(WHAT TO WORK ON) Copy out every line of the data exactly; do not include the images.

(MATERIAL PROVIDED)

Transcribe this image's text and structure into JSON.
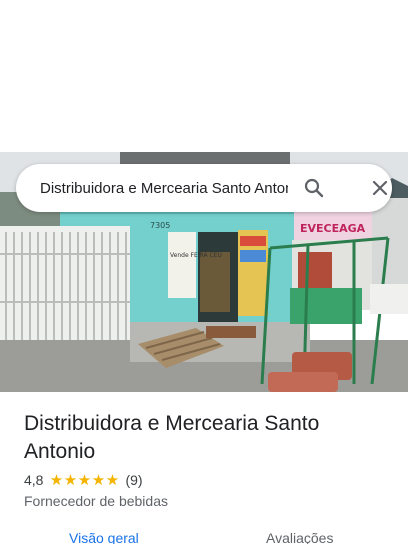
{
  "search": {
    "value": "Distribuidora e Mercearia Santo Antonio"
  },
  "place": {
    "title": "Distribuidora e Mercearia Santo Antonio",
    "rating": "4,8",
    "stars": 5,
    "reviews_count": "(9)",
    "category": "Fornecedor de bebidas"
  },
  "photo_signs": {
    "store_sign": "EVECEAGA",
    "house_number": "7305",
    "window_note": "Vende FEIRA CEU"
  },
  "tabs": [
    {
      "label": "Visão geral"
    },
    {
      "label": "Avaliações"
    }
  ],
  "colors": {
    "accent": "#1a73e8",
    "star": "#f4b400"
  },
  "icons": {
    "search": "search-icon",
    "close": "close-icon"
  }
}
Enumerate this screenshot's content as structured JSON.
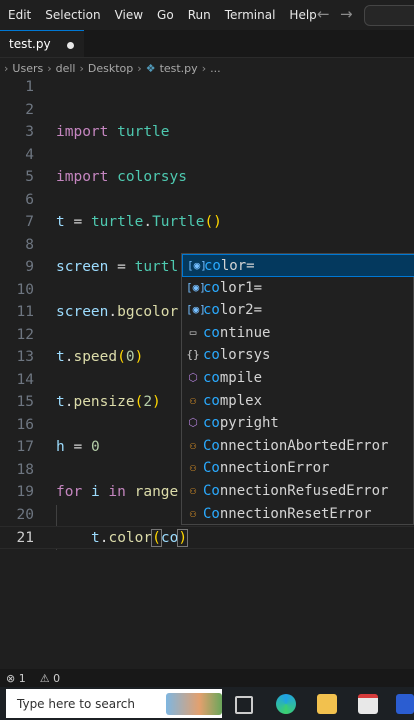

(FINAL ANSWER)
Transcribe this image's text and structure into JSON.
{
  "search": {
    "value": "Distribuidora e Mercearia Santo Antonio"
  },
  "place": {
    "title": "Distribuidora e Mercearia Santo Antonio",
    "rating": "4,8",
    "stars": 5,
    "reviews_count": "(9)",
    "category": "Fornecedor de bebidas"
  },
  "photo_signs": {
    "store_sign": "EVECEAGA",
    "house_number": "7305",
    "window_note": "Vende FEIRA CEU"
  },
  "tabs": [
    {
      "label": "Visão geral"
    },
    {
      "label": "Avaliações"
    }
  ],
  "colors": {
    "accent": "#1a73e8",
    "star": "#f4b400"
  },
  "icons": {
    "search": "search-icon",
    "close": "close-icon"
  }
}
Enumerate this screenshot's content as structured JSON.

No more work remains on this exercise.